“Conventional wisdom is that the House flips before the Senate, which I think is probably right, but I think both majorities are very much in peril given the political situation,” he said, noting that “there’s opportunity for that to change” in the next ten months before Election Day.
Senate Minority Leader Mitch McConnell (R-Ky.) has made no secret of the fact that he’s optimistic about a Republican takeover of the Senate later this year.
“I think we’re going to have a good environment,” McConnell told reporters last month, pointing to the results in the recent Virginia and New Jersey elections.
He said it’s “very difficult to explain the outcome in New Jersey in any other way than it was a referendum on the Biden administration,” pointing out that Biden carried the state by 16 points in 2020 and yet the little-known and underfunded Republican candidate for governor, Jack Ciattarelli, came within 3 points of defeating incumbent Phil Murphy (D).
“If you look at the nature of their problems, the open border, the raging inflation, the rise in crime, I think the likelihood of their dilemma getting much better in a year is pretty slim. Secondly, you know the history.
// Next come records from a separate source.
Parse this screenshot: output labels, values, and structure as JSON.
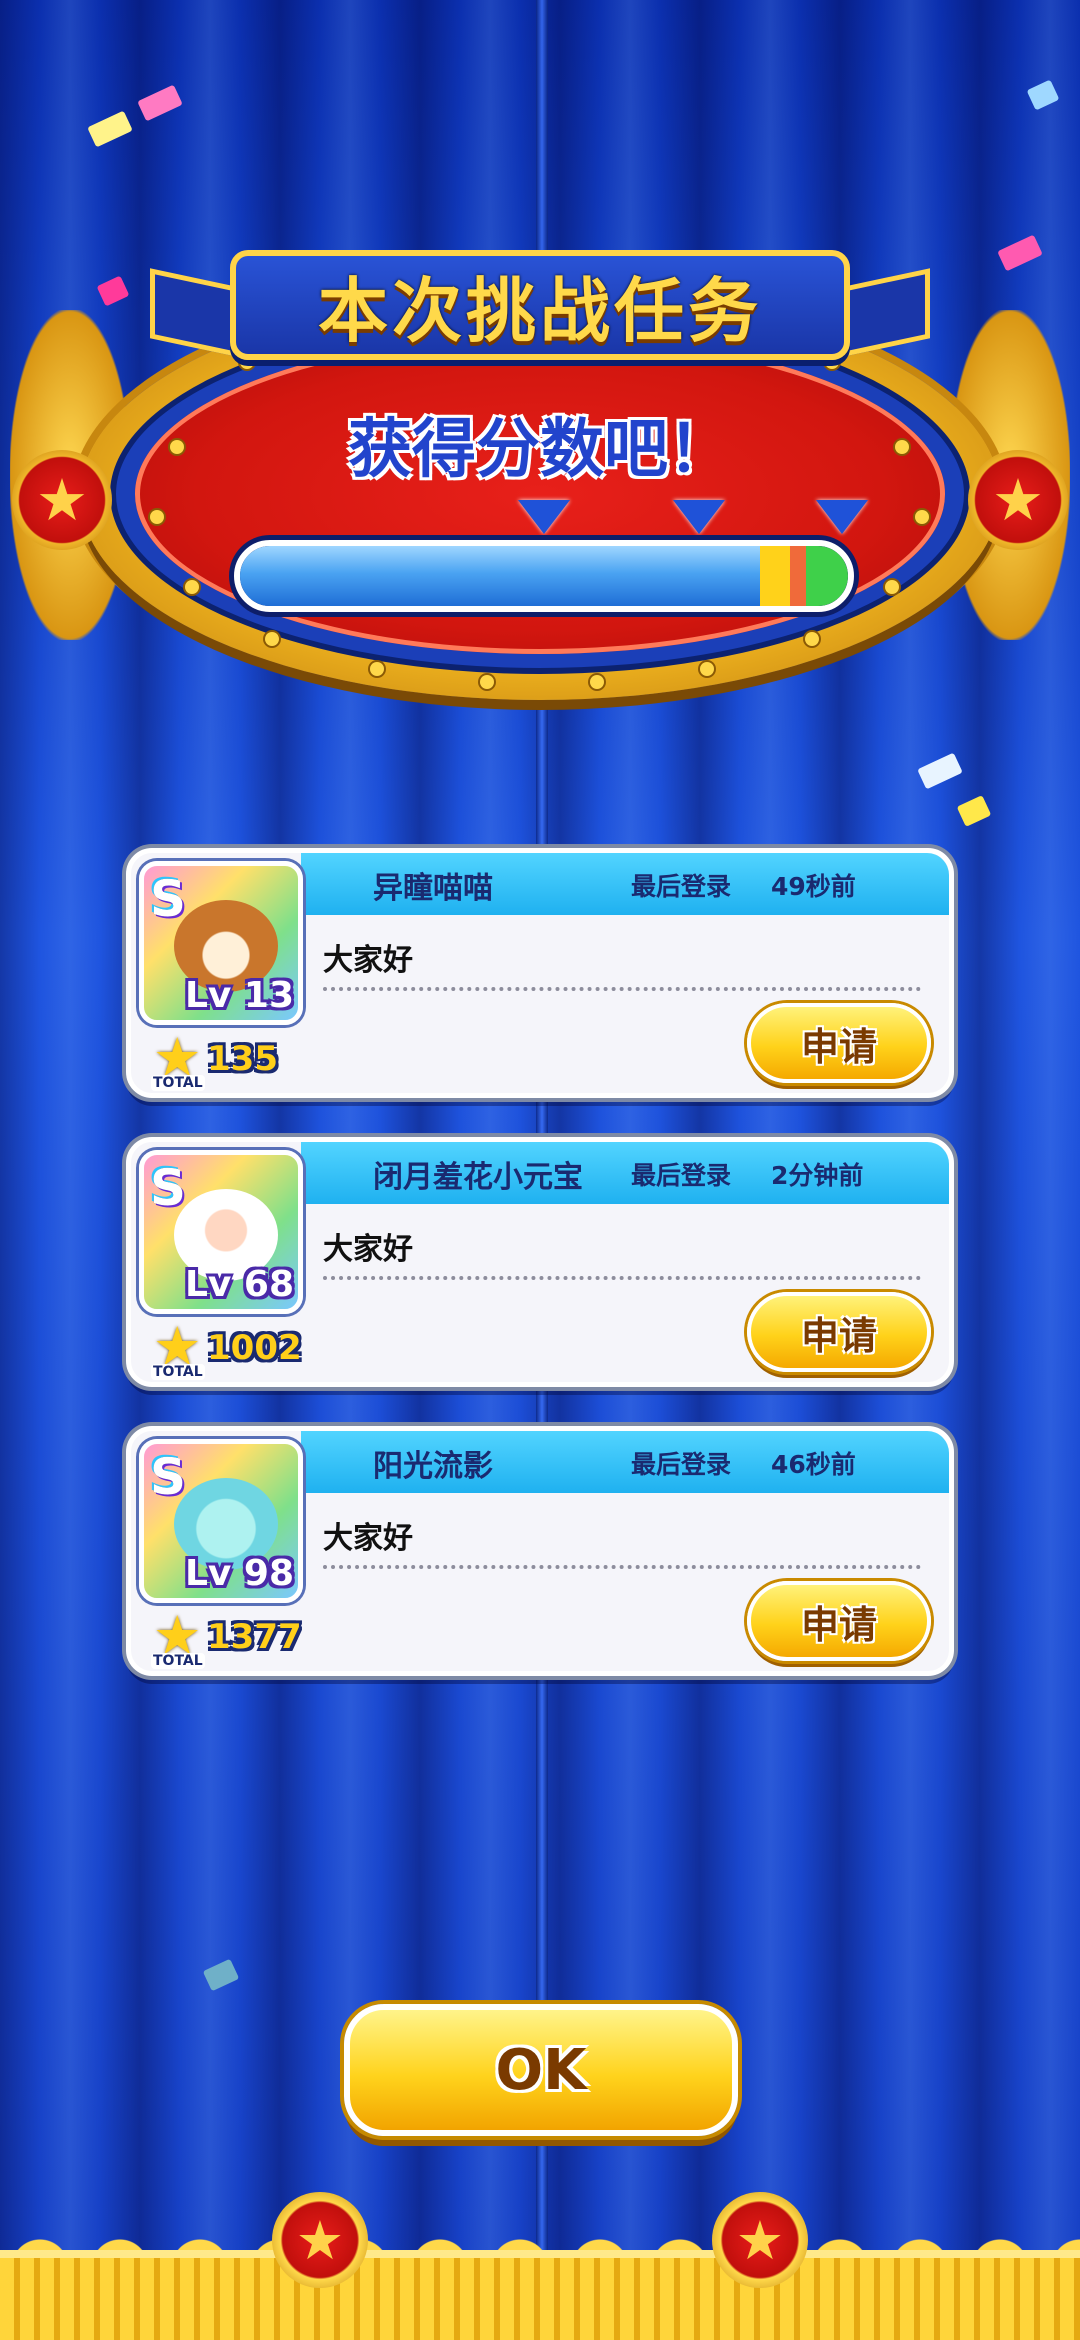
{
  "banner": {
    "title": "本次挑战任务"
  },
  "mission": {
    "text": "获得分数吧！",
    "progress": 0.94,
    "milestones": [
      0.5,
      0.75,
      0.98
    ]
  },
  "friends": [
    {
      "name": "异瞳喵喵",
      "last_login_label": "最后登录",
      "last_login_time": "49秒前",
      "message": "大家好",
      "rank": "S",
      "level_label": "Lv 13",
      "total_label": "TOTAL",
      "total": "135",
      "apply_label": "申请",
      "avatar_icon": "chipmunk-tsum-icon"
    },
    {
      "name": "闭月羞花小元宝",
      "last_login_label": "最后登录",
      "last_login_time": "2分钟前",
      "message": "大家好",
      "rank": "S",
      "level_label": "Lv 68",
      "total_label": "TOTAL",
      "total": "1002",
      "apply_label": "申请",
      "avatar_icon": "bearded-king-tsum-icon"
    },
    {
      "name": "阳光流影",
      "last_login_label": "最后登录",
      "last_login_time": "46秒前",
      "message": "大家好",
      "rank": "S",
      "level_label": "Lv 98",
      "total_label": "TOTAL",
      "total": "1377",
      "apply_label": "申请",
      "avatar_icon": "ghost-bride-tsum-icon"
    }
  ],
  "ok_button": {
    "label": "OK"
  },
  "colors": {
    "curtain": "#1f55e0",
    "frame_red": "#d2160f",
    "gold": "#ffd448",
    "card_header": "#1fb1f0"
  }
}
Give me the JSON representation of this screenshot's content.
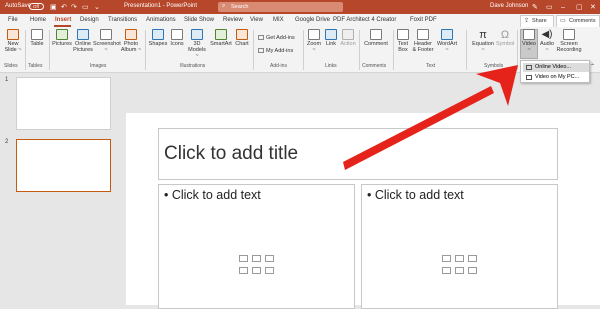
{
  "titlebar": {
    "autosave_label": "AutoSave",
    "autosave_state": "Off",
    "window_title": "Presentation1  -  PowerPoint",
    "search_placeholder": "Search",
    "user_name": "Dave Johnson",
    "accent_color": "#b7472a"
  },
  "menu": {
    "tabs": [
      "File",
      "Home",
      "Insert",
      "Design",
      "Transitions",
      "Animations",
      "Slide Show",
      "Review",
      "View",
      "MIX",
      "Google Drive",
      "PDF Architect 4 Creator",
      "Foxit PDF"
    ],
    "active_tab": "Insert",
    "share_label": "Share",
    "comments_label": "Comments"
  },
  "ribbon": {
    "new_slide": [
      "New",
      "Slide ~"
    ],
    "table": "Table",
    "pictures": "Pictures",
    "online_pictures": [
      "Online",
      "Pictures"
    ],
    "screenshot": [
      "Screenshot",
      "~"
    ],
    "photo_album": [
      "Photo",
      "Album ~"
    ],
    "shapes": "Shapes",
    "icons": "Icons",
    "models_3d": [
      "3D",
      "Models ~"
    ],
    "smartart": "SmartArt",
    "chart": "Chart",
    "get_addins": "Get Add-ins",
    "my_addins": "My Add-ins",
    "zoom": [
      "Zoom",
      "~"
    ],
    "link": "Link",
    "action": "Action",
    "comment": "Comment",
    "text_box": [
      "Text",
      "Box"
    ],
    "header_footer": [
      "Header",
      "& Footer"
    ],
    "wordart": [
      "WordArt",
      "~"
    ],
    "equation": [
      "Equation",
      "~"
    ],
    "symbol": "Symbol",
    "video": [
      "Video",
      "~"
    ],
    "audio": [
      "Audio",
      "~"
    ],
    "screen_recording": [
      "Screen",
      "Recording"
    ],
    "groups": {
      "slides": "Slides",
      "tables": "Tables",
      "images": "Images",
      "illustrations": "Illustrations",
      "addins": "Add-ins",
      "links": "Links",
      "comments": "Comments",
      "text": "Text",
      "symbols": "Symbols"
    }
  },
  "video_dropdown": {
    "items": [
      "Online Video...",
      "Video on My PC..."
    ]
  },
  "thumbnails": {
    "numbers": [
      "1",
      "2"
    ],
    "selected_color": "#c55a11"
  },
  "slide": {
    "title_placeholder": "Click to add title",
    "left_content_placeholder": "• Click to add text",
    "right_content_placeholder": "• Click to add text"
  },
  "annotation": {
    "arrow_color": "#e5231b"
  }
}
There are only three times in American history where the party of the president has actually gained seats two years into a first term,” McConnell observed.
Ross K. Baker, a professor of political science at Rutgers University, who has held several Senate fellowships, said if the election were held tomorrow “the Democrats would take a beating.”
Baker, however, said the outcome of the 2022 midterms are tough to predict 10 months out because of a number of wild cards, not the least of which is the influence of Trump, who is battling McConnell, Thune and other members of the GOP establishment.
“A lot depends on the personal idiosyncrasies of Donald Trump and what he does on the sidelines of American politics,” he said. “He’s someone who is completely unpredictable.”
Baker also said the number of COVID-19 infections and inflation numbers — both of which are souring the public view of Biden’s presidency — could improve.
“The interpretation of how the administration is handling COVID as of the first week of 2022 may be very different in how things look in October of 2022. The inflation, for example, may abate as the supply chains become unfrozen,” he said. “So much is in flux.”